### Task prompt:
Which of the lines in the data mention the string "JSON"? List them all.

-------- Provided information

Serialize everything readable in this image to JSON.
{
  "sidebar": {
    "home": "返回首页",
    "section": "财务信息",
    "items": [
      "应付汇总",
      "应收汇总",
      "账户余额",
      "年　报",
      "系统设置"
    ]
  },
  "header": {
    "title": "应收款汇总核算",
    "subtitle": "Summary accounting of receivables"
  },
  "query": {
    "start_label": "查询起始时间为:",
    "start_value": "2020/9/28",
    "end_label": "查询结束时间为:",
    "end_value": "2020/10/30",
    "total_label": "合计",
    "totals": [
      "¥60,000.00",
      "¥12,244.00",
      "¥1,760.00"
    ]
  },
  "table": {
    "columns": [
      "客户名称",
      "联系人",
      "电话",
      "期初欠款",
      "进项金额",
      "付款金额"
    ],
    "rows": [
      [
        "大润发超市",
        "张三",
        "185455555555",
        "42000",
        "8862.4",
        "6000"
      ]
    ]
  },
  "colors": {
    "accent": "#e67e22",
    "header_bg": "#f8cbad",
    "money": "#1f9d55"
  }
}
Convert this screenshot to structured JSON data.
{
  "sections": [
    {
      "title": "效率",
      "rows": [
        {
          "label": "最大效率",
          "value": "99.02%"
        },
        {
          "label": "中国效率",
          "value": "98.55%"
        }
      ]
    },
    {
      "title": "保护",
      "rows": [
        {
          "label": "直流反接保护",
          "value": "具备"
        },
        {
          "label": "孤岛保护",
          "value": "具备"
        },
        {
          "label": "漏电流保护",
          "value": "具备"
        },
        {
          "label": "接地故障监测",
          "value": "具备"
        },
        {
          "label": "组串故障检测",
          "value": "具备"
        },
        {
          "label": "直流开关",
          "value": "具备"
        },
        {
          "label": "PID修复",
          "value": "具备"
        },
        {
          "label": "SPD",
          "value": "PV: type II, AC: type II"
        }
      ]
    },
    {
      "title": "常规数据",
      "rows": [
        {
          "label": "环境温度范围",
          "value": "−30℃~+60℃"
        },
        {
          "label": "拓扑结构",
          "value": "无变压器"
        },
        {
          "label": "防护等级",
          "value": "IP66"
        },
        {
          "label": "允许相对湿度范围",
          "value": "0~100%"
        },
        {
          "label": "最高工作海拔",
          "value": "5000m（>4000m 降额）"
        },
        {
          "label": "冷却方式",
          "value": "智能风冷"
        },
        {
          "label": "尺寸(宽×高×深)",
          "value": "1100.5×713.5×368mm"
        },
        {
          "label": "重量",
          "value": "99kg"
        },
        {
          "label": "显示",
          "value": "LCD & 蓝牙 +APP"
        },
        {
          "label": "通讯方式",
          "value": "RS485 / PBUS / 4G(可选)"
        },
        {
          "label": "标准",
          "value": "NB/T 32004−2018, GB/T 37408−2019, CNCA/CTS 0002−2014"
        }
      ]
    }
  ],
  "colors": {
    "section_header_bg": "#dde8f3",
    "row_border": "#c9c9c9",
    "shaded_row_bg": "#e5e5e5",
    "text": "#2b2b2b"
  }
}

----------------

### Exercise solution:
Serialize everything readable in this image to JSON.
Convert this screenshot to structured JSON data.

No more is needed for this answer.